What to Look for When Buying an Older Home
Anyone who has visited Fort Myers, Key West, or even Charleston, SC knows how beautiful historic architecture can be. In San Francisco, they've even named their stately, restored Victorian homes "Painted Ladies."
But, are these older homes good buys? Considering that most of a home's components deteriorate with age, you may be not only buying a vintage home, but vintage problems as well.
Here's a quick look at some of the more common problems with older homes.
It would seem that an old house has done all the settling it's going to do, right? Wrong, according to Page Engineering in Missouri. The rate at which the house settles diminishes over time, but it never completely stops – especially if the house has never been "piered."
Piers are long steel shafts that are driven through the soil and into the bedrock below. This process takes the weight of the home off unstable soil, and the home is less prone to settlement. It's a big job, though, and quite pricey.
Look for cracks in the walls, bulging floors and doors that won't close. These are all signs of possible foundation damage. Not all cracks, however, indicate a problem, so don't be alarmed – let a professional diagnose the situation.
The engineers with Page suggest taking a 4-foot bubble level with you when you visit an older home you're interested in purchasing. Use the level to check the floors and walls. If any of them are out of level, have the house checked by a structural engineer.
A home's electrical wiring system has a life expectancy of about 40 years, according to Mike McClintock, home repair writer with the Chicago Tribune. Safety risks increase when the system ages beyond this limit, he warns.
If the home was built between 1920 and 1950 and has never been remodeled, it may still have knob-and-tube wiring, which is considered incapable of handling today's electrical loads.
Some home insurers won't cover a home with this type of wiring and will insist that it is replaced before insuring the home.
Your home inspector should be able to determine what type of wiring the home contains and its condition, at least in visible areas.
Old houses typically have old pipes. If the house you have your eye on was built before 1960, the pipes may be made of steel or cast-iron. These materials corrode, decay and rust over time. Cast iron pipes are notorious for becoming clogged with mineral build up.
Determining the type of pipes in the home is challenging because so much of the system is behind walls. A plumbing contractor inspection is your best bet, and even then you may not learn about all of the pipes in the house.
"Replacing old pipes in a 1,500-square foot, two-bathroom home costs $4,000 to $10,000, and requires cutting open walls and floors," claims Joe Bousquin at HouseLogic.
The last thing most homebuyers look at when they drive up to a home for sale is the roof.

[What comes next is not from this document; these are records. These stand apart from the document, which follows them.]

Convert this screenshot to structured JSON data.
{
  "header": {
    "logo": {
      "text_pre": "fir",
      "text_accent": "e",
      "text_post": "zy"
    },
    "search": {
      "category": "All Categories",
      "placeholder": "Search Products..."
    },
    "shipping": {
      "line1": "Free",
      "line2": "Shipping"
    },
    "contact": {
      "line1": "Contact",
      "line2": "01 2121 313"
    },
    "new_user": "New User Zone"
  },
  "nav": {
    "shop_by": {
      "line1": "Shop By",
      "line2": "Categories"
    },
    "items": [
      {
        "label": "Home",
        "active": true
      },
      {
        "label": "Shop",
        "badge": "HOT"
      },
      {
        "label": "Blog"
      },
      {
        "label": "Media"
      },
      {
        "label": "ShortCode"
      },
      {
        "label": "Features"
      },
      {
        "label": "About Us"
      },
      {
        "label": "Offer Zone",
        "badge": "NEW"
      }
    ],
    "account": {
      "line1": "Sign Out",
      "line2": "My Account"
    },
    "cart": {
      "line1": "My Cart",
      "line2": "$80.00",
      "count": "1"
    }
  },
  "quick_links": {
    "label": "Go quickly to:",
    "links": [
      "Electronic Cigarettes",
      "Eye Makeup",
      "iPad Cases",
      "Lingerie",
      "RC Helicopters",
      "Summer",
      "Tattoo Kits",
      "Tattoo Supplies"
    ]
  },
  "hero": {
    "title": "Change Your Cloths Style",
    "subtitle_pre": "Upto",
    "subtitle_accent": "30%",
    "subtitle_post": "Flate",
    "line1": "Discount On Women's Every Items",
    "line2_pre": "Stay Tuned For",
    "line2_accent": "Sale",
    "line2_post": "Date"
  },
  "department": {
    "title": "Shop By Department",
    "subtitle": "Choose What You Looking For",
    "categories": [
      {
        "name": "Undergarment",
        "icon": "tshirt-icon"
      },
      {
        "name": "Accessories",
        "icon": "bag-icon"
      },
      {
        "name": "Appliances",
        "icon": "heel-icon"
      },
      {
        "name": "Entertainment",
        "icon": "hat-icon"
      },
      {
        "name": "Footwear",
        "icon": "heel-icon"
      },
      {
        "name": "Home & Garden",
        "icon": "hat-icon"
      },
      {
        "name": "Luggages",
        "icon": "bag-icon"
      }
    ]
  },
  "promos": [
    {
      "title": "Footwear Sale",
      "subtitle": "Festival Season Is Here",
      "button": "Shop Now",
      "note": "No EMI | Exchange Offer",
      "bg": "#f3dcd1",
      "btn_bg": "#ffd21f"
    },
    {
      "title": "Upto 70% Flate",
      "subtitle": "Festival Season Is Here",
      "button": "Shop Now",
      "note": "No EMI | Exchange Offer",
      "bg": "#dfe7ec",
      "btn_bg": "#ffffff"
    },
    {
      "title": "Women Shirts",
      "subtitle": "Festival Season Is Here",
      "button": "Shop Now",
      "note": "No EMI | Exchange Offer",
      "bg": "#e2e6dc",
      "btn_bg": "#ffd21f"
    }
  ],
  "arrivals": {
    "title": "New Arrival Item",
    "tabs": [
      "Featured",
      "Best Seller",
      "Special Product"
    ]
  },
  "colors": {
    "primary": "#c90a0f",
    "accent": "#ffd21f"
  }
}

It's easy to be distracted by charming landscaping and attractive paint colors, but it's imperative that you take a good, long look at the home's roof.
Sagging is a sign that a roof is holding too much weight. This can happen when new roofing is installed over old roofing or from prolonged contact with a significant layer of snow.
If you know you'll be looking at older homes, take along a pair of binoculars. Before entering the home, look at the roof from the curb and determine whether the chimney and rooflines are straight.
Next, check the shingles. If they aren't flat and instead curled or cupped, they may need to be replaced.
Ask the homeowner the age of the roof. Although the lifespan of a roof depends on several factors, if it is wood, tile or asbestos and over 15 years old, you may need to replace it in a few years.
Since a new roof may cost upwards of $8,000, it's important to have the home's roof inspected before obligating yourself to purchase the home.
While it's highly doubtful that a home built in the mid-1800s still retains original components, you'll need to inquire as to the last time these elements were replaced.
Other problems you may find in an older home include:
Lack of storage
Lack of natural light
Inadequate insulation (thus higher heating and cooling costs)
While all of these items can be rectified, the cost to do so should be factored into the price of the home.
That the craftsmanship and materials of an older home have stood the test of time is a testament to its quality. But few things last forever, and a home inspection, using the appropriate contractors, is a must when considering the purchase of an older home.